PROBLEM REQUIREMENTS. Among the entries below, please show each line that carries the word "nameSwatch".

INPUT.
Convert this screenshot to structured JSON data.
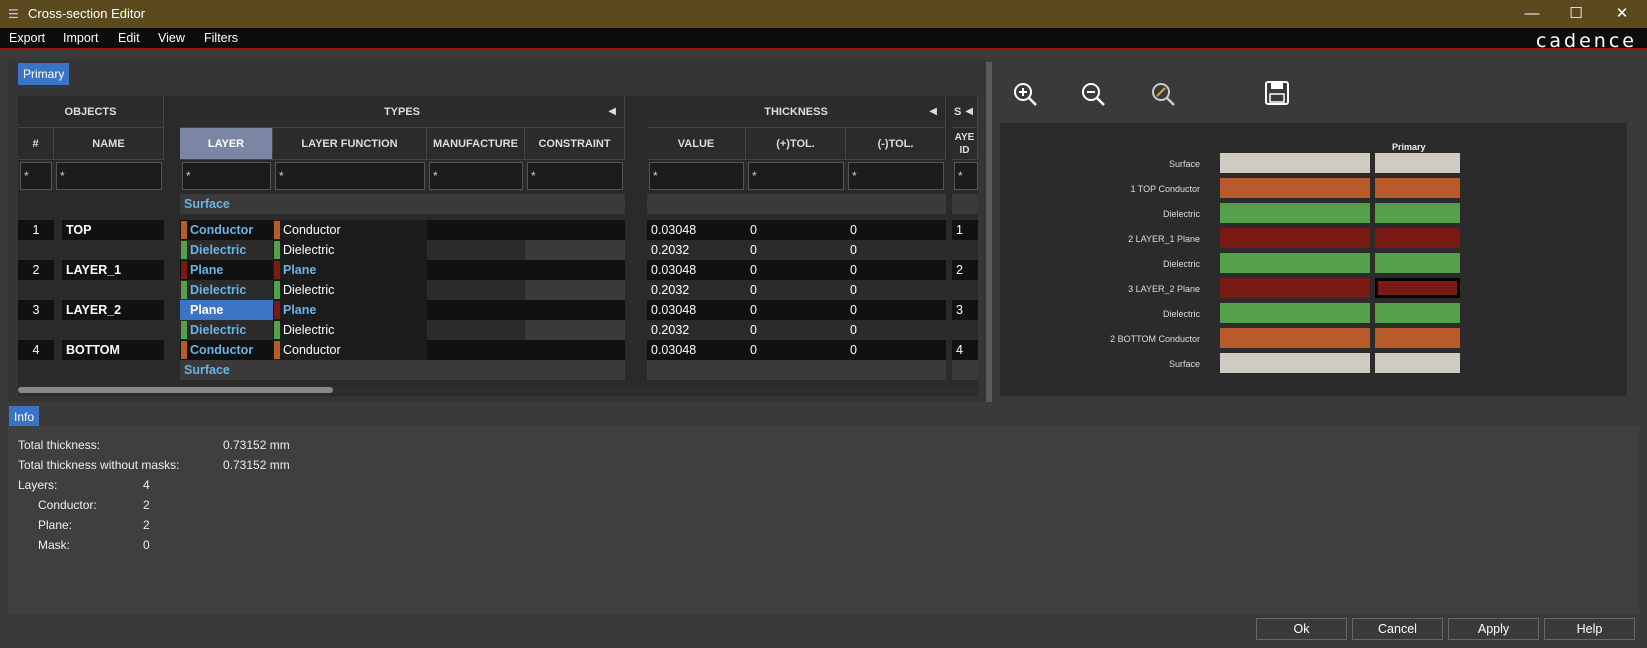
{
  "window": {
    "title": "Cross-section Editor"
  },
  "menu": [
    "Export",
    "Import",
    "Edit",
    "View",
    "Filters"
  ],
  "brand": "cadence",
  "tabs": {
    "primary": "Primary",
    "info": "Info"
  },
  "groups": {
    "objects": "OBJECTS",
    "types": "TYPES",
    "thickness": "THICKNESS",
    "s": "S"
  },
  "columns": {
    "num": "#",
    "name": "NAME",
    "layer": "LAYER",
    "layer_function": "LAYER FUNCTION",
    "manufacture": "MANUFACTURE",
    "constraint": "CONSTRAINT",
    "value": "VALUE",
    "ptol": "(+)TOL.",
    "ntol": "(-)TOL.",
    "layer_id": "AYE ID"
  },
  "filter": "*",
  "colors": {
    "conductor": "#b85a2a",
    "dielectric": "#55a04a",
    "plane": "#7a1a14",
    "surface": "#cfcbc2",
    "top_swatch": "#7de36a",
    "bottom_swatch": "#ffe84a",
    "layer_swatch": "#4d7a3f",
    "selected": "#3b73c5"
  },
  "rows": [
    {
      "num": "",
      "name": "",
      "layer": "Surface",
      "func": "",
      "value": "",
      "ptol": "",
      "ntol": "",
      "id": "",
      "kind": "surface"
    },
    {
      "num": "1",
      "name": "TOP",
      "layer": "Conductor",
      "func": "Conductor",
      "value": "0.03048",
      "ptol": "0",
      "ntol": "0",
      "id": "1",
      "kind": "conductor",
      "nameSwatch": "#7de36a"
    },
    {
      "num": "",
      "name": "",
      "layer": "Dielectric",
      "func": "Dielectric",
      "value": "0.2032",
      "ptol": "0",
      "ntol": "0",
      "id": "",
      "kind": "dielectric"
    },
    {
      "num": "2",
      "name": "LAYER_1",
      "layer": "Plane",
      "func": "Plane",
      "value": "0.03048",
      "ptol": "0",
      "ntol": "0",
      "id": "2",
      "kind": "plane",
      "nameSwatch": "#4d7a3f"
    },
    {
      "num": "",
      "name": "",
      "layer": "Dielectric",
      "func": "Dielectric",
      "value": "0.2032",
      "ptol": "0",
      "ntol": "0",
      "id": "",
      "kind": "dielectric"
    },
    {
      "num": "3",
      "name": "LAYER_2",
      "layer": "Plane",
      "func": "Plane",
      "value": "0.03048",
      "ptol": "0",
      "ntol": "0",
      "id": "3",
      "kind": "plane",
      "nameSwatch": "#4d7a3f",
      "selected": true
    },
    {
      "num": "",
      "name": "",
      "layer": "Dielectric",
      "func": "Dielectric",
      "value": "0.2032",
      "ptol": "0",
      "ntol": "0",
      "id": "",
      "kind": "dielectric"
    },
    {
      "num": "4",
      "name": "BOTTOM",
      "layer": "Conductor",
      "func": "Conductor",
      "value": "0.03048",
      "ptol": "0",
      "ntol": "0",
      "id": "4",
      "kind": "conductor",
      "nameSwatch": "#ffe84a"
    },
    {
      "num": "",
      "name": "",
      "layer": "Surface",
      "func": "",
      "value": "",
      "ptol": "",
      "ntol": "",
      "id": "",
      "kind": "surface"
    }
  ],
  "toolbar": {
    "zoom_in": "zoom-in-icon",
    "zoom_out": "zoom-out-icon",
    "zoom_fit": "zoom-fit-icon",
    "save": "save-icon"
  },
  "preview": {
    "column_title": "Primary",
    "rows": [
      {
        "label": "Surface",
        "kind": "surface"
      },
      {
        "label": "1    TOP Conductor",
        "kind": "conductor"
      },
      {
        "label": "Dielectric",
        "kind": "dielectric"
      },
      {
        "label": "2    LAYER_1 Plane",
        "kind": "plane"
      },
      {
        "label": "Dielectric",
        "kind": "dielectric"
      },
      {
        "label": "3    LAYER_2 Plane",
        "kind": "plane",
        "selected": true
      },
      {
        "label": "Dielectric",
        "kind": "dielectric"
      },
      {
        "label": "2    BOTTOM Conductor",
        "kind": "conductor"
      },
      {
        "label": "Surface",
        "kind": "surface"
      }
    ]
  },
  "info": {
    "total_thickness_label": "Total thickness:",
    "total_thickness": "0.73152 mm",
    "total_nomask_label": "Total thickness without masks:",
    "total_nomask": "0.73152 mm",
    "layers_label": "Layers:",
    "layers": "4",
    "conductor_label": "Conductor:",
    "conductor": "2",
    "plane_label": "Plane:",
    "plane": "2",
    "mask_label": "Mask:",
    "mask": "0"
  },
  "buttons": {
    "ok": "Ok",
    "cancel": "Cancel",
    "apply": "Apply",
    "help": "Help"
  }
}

SOLUTION FOR THIS EXERCISE.
      "nameSwatch": "#7de36a"
      "nameSwatch": "#4d7a3f"
      "nameSwatch": "#4d7a3f",
      "nameSwatch": "#ffe84a"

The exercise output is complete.